* BRIEF:
Return each line of the records below in which the string "icon" turns up.

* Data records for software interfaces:
○ ○ ○ ○ ○ ○ ○
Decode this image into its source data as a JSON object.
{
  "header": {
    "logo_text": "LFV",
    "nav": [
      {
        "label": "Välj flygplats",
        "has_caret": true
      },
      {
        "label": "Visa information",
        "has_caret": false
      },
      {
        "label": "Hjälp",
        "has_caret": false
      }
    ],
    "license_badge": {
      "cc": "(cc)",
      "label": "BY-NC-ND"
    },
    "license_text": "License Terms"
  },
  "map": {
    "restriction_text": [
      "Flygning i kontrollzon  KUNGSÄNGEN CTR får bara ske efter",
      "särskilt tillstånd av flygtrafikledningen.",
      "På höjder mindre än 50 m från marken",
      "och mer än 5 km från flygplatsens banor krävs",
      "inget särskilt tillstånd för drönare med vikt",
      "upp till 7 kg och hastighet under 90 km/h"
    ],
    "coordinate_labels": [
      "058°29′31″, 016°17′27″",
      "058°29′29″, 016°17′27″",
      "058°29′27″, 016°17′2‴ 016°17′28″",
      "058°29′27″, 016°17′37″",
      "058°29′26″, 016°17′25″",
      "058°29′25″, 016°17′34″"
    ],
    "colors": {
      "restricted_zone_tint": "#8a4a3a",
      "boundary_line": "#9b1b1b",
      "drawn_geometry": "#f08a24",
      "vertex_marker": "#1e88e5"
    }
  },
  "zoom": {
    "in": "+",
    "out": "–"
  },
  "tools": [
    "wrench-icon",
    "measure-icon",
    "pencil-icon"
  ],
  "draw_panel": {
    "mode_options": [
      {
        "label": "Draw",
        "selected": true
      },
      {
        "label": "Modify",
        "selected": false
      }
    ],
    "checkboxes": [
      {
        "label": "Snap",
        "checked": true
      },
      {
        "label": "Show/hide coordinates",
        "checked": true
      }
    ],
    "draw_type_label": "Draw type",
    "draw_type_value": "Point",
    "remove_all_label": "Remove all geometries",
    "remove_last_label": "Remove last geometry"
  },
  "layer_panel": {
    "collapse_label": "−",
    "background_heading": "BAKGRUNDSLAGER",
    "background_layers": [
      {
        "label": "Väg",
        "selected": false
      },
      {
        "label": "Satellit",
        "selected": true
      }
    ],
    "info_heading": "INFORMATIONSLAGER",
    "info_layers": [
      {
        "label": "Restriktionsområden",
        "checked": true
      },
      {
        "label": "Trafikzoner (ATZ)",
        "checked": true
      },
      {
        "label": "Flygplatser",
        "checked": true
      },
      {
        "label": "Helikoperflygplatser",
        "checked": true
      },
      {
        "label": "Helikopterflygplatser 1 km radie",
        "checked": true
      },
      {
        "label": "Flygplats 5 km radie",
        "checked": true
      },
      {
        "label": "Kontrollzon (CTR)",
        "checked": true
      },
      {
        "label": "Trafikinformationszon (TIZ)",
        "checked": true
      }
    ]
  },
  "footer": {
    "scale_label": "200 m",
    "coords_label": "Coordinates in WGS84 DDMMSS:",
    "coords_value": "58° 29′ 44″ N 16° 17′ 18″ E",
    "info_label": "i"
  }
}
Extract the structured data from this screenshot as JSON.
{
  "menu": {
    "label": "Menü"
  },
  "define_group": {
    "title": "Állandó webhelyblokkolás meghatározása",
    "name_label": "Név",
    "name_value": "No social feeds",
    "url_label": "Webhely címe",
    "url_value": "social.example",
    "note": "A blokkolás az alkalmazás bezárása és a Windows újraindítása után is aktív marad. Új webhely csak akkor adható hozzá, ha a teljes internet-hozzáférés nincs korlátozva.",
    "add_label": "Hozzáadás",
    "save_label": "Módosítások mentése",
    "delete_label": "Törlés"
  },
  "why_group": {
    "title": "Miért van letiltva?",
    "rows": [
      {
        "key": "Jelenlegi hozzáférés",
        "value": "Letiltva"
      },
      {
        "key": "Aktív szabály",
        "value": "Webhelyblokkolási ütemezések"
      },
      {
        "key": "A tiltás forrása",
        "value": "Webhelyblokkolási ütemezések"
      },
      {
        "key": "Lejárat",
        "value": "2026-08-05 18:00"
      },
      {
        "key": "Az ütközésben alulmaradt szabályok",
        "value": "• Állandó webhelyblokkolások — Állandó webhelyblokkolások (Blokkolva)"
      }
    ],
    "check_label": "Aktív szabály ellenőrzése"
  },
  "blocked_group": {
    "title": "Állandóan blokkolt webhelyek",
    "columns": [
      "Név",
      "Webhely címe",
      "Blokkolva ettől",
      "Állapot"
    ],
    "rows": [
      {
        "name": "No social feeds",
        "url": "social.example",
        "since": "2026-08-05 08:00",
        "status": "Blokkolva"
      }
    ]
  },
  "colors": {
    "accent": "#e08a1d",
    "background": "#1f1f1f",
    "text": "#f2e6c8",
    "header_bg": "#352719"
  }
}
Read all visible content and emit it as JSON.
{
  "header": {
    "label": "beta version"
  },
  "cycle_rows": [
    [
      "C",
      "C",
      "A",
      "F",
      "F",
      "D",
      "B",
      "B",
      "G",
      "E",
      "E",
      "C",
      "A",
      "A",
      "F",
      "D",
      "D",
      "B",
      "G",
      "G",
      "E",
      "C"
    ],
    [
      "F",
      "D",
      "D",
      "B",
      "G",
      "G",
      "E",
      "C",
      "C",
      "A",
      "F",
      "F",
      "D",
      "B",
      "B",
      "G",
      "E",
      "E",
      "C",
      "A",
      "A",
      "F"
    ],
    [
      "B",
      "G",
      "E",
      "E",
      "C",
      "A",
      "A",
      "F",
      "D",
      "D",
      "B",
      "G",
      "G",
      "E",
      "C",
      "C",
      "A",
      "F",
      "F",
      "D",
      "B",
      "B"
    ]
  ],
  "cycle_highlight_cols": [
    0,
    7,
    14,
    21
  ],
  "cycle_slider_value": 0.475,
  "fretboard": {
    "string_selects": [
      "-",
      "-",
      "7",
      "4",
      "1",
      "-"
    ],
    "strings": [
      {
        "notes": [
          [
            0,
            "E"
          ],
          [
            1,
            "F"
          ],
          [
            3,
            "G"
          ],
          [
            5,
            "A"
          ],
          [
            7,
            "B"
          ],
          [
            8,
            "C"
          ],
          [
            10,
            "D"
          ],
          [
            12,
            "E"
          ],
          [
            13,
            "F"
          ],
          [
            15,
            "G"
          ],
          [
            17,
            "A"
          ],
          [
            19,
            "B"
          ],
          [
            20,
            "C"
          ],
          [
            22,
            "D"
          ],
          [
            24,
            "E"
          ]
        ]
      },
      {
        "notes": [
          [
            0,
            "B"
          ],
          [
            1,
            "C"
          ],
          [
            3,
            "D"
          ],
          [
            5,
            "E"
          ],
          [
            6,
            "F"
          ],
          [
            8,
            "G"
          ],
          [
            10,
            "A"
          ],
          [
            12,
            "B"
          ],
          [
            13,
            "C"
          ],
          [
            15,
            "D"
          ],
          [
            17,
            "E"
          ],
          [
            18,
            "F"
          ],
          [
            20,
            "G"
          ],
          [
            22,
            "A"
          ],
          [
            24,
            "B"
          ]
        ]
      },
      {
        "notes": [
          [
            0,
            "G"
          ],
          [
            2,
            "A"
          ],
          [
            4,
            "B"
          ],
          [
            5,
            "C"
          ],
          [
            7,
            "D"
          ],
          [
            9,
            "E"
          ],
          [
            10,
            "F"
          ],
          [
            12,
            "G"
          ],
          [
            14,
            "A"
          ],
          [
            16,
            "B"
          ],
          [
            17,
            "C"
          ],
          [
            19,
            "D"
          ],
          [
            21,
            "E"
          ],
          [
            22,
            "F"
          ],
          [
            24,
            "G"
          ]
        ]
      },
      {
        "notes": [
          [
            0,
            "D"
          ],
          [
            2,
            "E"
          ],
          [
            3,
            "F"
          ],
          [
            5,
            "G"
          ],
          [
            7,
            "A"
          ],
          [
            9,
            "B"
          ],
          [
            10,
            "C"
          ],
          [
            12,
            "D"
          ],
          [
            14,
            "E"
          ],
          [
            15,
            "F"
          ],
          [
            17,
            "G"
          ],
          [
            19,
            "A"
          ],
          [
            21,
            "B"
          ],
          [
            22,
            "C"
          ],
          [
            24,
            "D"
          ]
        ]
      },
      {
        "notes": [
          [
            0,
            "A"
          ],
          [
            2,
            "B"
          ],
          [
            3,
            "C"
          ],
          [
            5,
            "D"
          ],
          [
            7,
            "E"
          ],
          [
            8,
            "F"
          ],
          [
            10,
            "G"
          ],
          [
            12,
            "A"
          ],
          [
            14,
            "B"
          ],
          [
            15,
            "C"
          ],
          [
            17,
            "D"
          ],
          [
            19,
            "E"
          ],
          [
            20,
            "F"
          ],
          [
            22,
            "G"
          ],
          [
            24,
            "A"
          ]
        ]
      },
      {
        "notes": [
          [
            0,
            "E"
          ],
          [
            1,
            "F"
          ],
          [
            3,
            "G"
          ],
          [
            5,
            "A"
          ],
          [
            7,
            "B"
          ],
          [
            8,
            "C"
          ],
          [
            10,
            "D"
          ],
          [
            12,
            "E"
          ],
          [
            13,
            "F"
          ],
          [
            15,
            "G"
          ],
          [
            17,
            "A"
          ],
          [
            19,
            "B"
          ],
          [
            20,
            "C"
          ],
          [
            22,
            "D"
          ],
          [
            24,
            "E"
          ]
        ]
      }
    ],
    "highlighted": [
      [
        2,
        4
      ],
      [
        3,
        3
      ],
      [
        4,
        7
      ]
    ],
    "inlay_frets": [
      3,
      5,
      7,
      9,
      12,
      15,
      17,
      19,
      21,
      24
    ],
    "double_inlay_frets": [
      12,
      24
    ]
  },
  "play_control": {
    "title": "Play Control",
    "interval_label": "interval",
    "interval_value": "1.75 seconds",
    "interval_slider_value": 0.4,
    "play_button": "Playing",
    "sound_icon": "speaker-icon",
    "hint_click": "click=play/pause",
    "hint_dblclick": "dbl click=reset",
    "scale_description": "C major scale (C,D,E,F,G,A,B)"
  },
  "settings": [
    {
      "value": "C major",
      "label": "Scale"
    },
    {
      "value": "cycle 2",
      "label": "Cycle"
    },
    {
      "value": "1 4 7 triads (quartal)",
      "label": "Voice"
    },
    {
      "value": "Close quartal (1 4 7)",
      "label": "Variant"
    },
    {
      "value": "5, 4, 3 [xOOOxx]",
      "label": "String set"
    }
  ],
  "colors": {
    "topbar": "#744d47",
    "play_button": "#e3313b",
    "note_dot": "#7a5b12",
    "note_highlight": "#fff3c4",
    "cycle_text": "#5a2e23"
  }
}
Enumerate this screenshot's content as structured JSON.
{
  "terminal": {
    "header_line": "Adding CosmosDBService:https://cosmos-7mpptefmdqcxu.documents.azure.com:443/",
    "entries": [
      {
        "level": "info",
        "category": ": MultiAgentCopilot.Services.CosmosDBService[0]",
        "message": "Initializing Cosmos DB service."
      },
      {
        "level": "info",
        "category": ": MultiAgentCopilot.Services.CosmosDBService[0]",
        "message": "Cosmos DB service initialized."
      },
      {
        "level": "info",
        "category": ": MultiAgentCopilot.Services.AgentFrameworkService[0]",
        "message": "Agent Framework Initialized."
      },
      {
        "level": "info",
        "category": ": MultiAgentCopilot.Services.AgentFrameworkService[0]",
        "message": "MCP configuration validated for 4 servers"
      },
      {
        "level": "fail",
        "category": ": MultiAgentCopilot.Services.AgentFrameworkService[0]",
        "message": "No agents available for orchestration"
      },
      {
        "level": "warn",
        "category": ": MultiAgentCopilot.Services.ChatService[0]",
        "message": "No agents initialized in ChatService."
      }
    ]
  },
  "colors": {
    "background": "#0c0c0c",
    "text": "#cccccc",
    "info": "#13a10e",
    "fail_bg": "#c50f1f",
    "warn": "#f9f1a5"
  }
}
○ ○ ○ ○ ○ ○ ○
* PROBLEM SOLUTION:
    "wrench-icon",
    "measure-icon",
    "pencil-icon"
    "sound_icon": "speaker-icon",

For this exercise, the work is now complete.